------ MATERIALS PROVIDED

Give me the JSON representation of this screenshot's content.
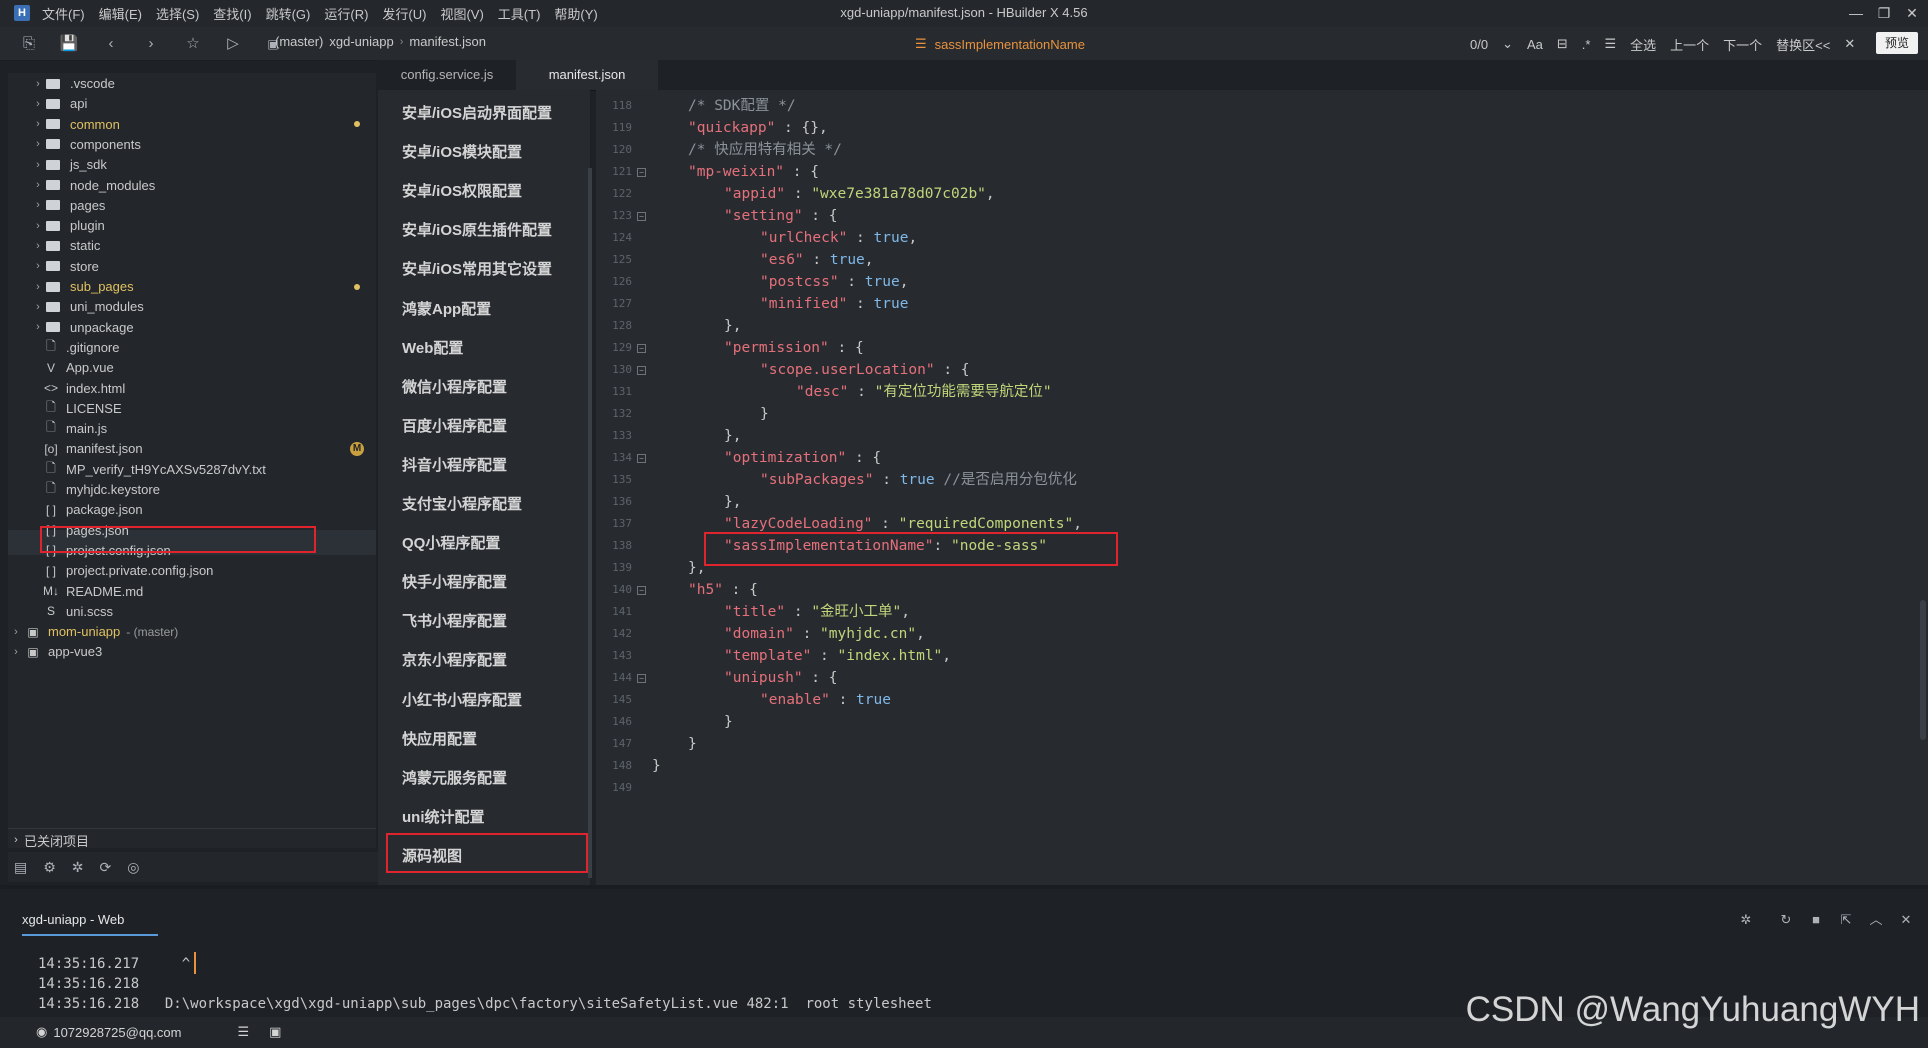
{
  "window": {
    "title": "xgd-uniapp/manifest.json - HBuilder X 4.56",
    "logo": "H",
    "minimize": "—",
    "restore": "❐",
    "close": "✕"
  },
  "menu": [
    "文件(F)",
    "编辑(E)",
    "选择(S)",
    "查找(I)",
    "跳转(G)",
    "运行(R)",
    "发行(U)",
    "视图(V)",
    "工具(T)",
    "帮助(Y)"
  ],
  "toolbar": {
    "breadcrumb": [
      "(master)",
      "xgd-uniapp",
      "manifest.json"
    ],
    "search_term": "sassImplementationName",
    "match_count": "0/0",
    "case_label": "Aa",
    "select_all": "全选",
    "prev": "上一个",
    "next": "下一个",
    "replace": "替换区<<",
    "close_find": "✕",
    "preview": "预览"
  },
  "sidebar": {
    "items": [
      {
        "label": ".vscode",
        "type": "folder"
      },
      {
        "label": "api",
        "type": "folder"
      },
      {
        "label": "common",
        "type": "folder",
        "modified": true
      },
      {
        "label": "components",
        "type": "folder"
      },
      {
        "label": "js_sdk",
        "type": "folder"
      },
      {
        "label": "node_modules",
        "type": "folder"
      },
      {
        "label": "pages",
        "type": "folder"
      },
      {
        "label": "plugin",
        "type": "folder"
      },
      {
        "label": "static",
        "type": "folder"
      },
      {
        "label": "store",
        "type": "folder"
      },
      {
        "label": "sub_pages",
        "type": "folder",
        "modified": true
      },
      {
        "label": "uni_modules",
        "type": "folder"
      },
      {
        "label": "unpackage",
        "type": "folder"
      },
      {
        "label": ".gitignore",
        "type": "file",
        "icon": "🗋"
      },
      {
        "label": "App.vue",
        "type": "file",
        "icon": "V"
      },
      {
        "label": "index.html",
        "type": "file",
        "icon": "<>"
      },
      {
        "label": "LICENSE",
        "type": "file",
        "icon": "🗋"
      },
      {
        "label": "main.js",
        "type": "file",
        "icon": "🗋"
      },
      {
        "label": "manifest.json",
        "type": "file",
        "icon": "[o]",
        "selected": true,
        "badge": "M"
      },
      {
        "label": "MP_verify_tH9YcAXSv5287dvY.txt",
        "type": "file",
        "icon": "🗋"
      },
      {
        "label": "myhjdc.keystore",
        "type": "file",
        "icon": "🗋"
      },
      {
        "label": "package.json",
        "type": "file",
        "icon": "[ ]"
      },
      {
        "label": "pages.json",
        "type": "file",
        "icon": "[ ]"
      },
      {
        "label": "project.config.json",
        "type": "file",
        "icon": "[ ]"
      },
      {
        "label": "project.private.config.json",
        "type": "file",
        "icon": "[ ]"
      },
      {
        "label": "README.md",
        "type": "file",
        "icon": "M↓"
      },
      {
        "label": "uni.scss",
        "type": "file",
        "icon": "S"
      }
    ],
    "projects": [
      {
        "label": "mom-uniapp",
        "branch": "- (master)"
      },
      {
        "label": "app-vue3",
        "branch": ""
      }
    ],
    "closed_projects": "已关闭项目"
  },
  "tabs": [
    {
      "label": "config.service.js"
    },
    {
      "label": "manifest.json"
    }
  ],
  "config_menu": [
    "安卓/iOS启动界面配置",
    "安卓/iOS模块配置",
    "安卓/iOS权限配置",
    "安卓/iOS原生插件配置",
    "安卓/iOS常用其它设置",
    "鸿蒙App配置",
    "Web配置",
    "微信小程序配置",
    "百度小程序配置",
    "抖音小程序配置",
    "支付宝小程序配置",
    "QQ小程序配置",
    "快手小程序配置",
    "飞书小程序配置",
    "京东小程序配置",
    "小红书小程序配置",
    "快应用配置",
    "鸿蒙元服务配置",
    "uni统计配置",
    "源码视图"
  ],
  "code": [
    {
      "n": "118",
      "indent": 1,
      "parts": [
        [
          "c",
          "/* SDK配置 */"
        ]
      ]
    },
    {
      "n": "119",
      "indent": 1,
      "parts": [
        [
          "k",
          "\"quickapp\""
        ],
        [
          "p",
          " : {},"
        ]
      ]
    },
    {
      "n": "120",
      "indent": 1,
      "parts": [
        [
          "c",
          "/* 快应用特有相关 */"
        ]
      ]
    },
    {
      "n": "121",
      "indent": 1,
      "fold": true,
      "parts": [
        [
          "k",
          "\"mp-weixin\""
        ],
        [
          "p",
          " : {"
        ]
      ]
    },
    {
      "n": "122",
      "indent": 2,
      "parts": [
        [
          "k",
          "\"appid\""
        ],
        [
          "p",
          " : "
        ],
        [
          "s",
          "\"wxe7e381a78d07c02b\""
        ],
        [
          "p",
          ","
        ]
      ]
    },
    {
      "n": "123",
      "indent": 2,
      "fold": true,
      "parts": [
        [
          "k",
          "\"setting\""
        ],
        [
          "p",
          " : {"
        ]
      ]
    },
    {
      "n": "124",
      "indent": 3,
      "parts": [
        [
          "k",
          "\"urlCheck\""
        ],
        [
          "p",
          " : "
        ],
        [
          "b",
          "true"
        ],
        [
          "p",
          ","
        ]
      ]
    },
    {
      "n": "125",
      "indent": 3,
      "parts": [
        [
          "k",
          "\"es6\""
        ],
        [
          "p",
          " : "
        ],
        [
          "b",
          "true"
        ],
        [
          "p",
          ","
        ]
      ]
    },
    {
      "n": "126",
      "indent": 3,
      "parts": [
        [
          "k",
          "\"postcss\""
        ],
        [
          "p",
          " : "
        ],
        [
          "b",
          "true"
        ],
        [
          "p",
          ","
        ]
      ]
    },
    {
      "n": "127",
      "indent": 3,
      "parts": [
        [
          "k",
          "\"minified\""
        ],
        [
          "p",
          " : "
        ],
        [
          "b",
          "true"
        ]
      ]
    },
    {
      "n": "128",
      "indent": 2,
      "parts": [
        [
          "p",
          "},"
        ]
      ]
    },
    {
      "n": "129",
      "indent": 2,
      "fold": true,
      "parts": [
        [
          "k",
          "\"permission\""
        ],
        [
          "p",
          " : {"
        ]
      ]
    },
    {
      "n": "130",
      "indent": 3,
      "fold": true,
      "parts": [
        [
          "k",
          "\"scope.userLocation\""
        ],
        [
          "p",
          " : {"
        ]
      ]
    },
    {
      "n": "131",
      "indent": 4,
      "parts": [
        [
          "k",
          "\"desc\""
        ],
        [
          "p",
          " : "
        ],
        [
          "s",
          "\"有定位功能需要导航定位\""
        ]
      ]
    },
    {
      "n": "132",
      "indent": 3,
      "parts": [
        [
          "p",
          "}"
        ]
      ]
    },
    {
      "n": "133",
      "indent": 2,
      "parts": [
        [
          "p",
          "},"
        ]
      ]
    },
    {
      "n": "134",
      "indent": 2,
      "fold": true,
      "parts": [
        [
          "k",
          "\"optimization\""
        ],
        [
          "p",
          " : {"
        ]
      ]
    },
    {
      "n": "135",
      "indent": 3,
      "parts": [
        [
          "k",
          "\"subPackages\""
        ],
        [
          "p",
          " : "
        ],
        [
          "b",
          "true"
        ],
        [
          "c",
          " //是否启用分包优化"
        ]
      ]
    },
    {
      "n": "136",
      "indent": 2,
      "parts": [
        [
          "p",
          "},"
        ]
      ]
    },
    {
      "n": "137",
      "indent": 2,
      "parts": [
        [
          "k",
          "\"lazyCodeLoading\""
        ],
        [
          "p",
          " : "
        ],
        [
          "s",
          "\"requiredComponents\""
        ],
        [
          "p",
          ","
        ]
      ]
    },
    {
      "n": "138",
      "indent": 2,
      "parts": [
        [
          "k",
          "\"sassImplementationName\""
        ],
        [
          "p",
          ": "
        ],
        [
          "s",
          "\"node-sass\""
        ]
      ]
    },
    {
      "n": "139",
      "indent": 1,
      "parts": [
        [
          "p",
          "},"
        ]
      ]
    },
    {
      "n": "140",
      "indent": 1,
      "fold": true,
      "parts": [
        [
          "k",
          "\"h5\""
        ],
        [
          "p",
          " : {"
        ]
      ]
    },
    {
      "n": "141",
      "indent": 2,
      "parts": [
        [
          "k",
          "\"title\""
        ],
        [
          "p",
          " : "
        ],
        [
          "s",
          "\"金旺小工单\""
        ],
        [
          "p",
          ","
        ]
      ]
    },
    {
      "n": "142",
      "indent": 2,
      "parts": [
        [
          "k",
          "\"domain\""
        ],
        [
          "p",
          " : "
        ],
        [
          "s",
          "\"myhjdc.cn\""
        ],
        [
          "p",
          ","
        ]
      ]
    },
    {
      "n": "143",
      "indent": 2,
      "parts": [
        [
          "k",
          "\"template\""
        ],
        [
          "p",
          " : "
        ],
        [
          "s",
          "\"index.html\""
        ],
        [
          "p",
          ","
        ]
      ]
    },
    {
      "n": "144",
      "indent": 2,
      "fold": true,
      "parts": [
        [
          "k",
          "\"unipush\""
        ],
        [
          "p",
          " : {"
        ]
      ]
    },
    {
      "n": "145",
      "indent": 3,
      "parts": [
        [
          "k",
          "\"enable\""
        ],
        [
          "p",
          " : "
        ],
        [
          "b",
          "true"
        ]
      ]
    },
    {
      "n": "146",
      "indent": 2,
      "parts": [
        [
          "p",
          "}"
        ]
      ]
    },
    {
      "n": "147",
      "indent": 1,
      "parts": [
        [
          "p",
          "}"
        ]
      ]
    },
    {
      "n": "148",
      "indent": 0,
      "parts": [
        [
          "p",
          "}"
        ]
      ]
    },
    {
      "n": "149",
      "indent": 0,
      "parts": []
    }
  ],
  "console": {
    "tab": "xgd-uniapp - Web",
    "lines": [
      {
        "time": "14:35:16.217",
        "text": "    ^"
      },
      {
        "time": "14:35:16.218",
        "text": ""
      },
      {
        "time": "14:35:16.218",
        "text": "  D:\\workspace\\xgd\\xgd-uniapp\\sub_pages\\dpc\\factory\\siteSafetyList.vue 482:1  root stylesheet"
      }
    ]
  },
  "status": {
    "user": "1072928725@qq.com"
  },
  "watermark": "CSDN @WangYuhuangWYH"
}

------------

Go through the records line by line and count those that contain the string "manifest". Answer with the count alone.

◆ ANSWER TO THIS TASK
4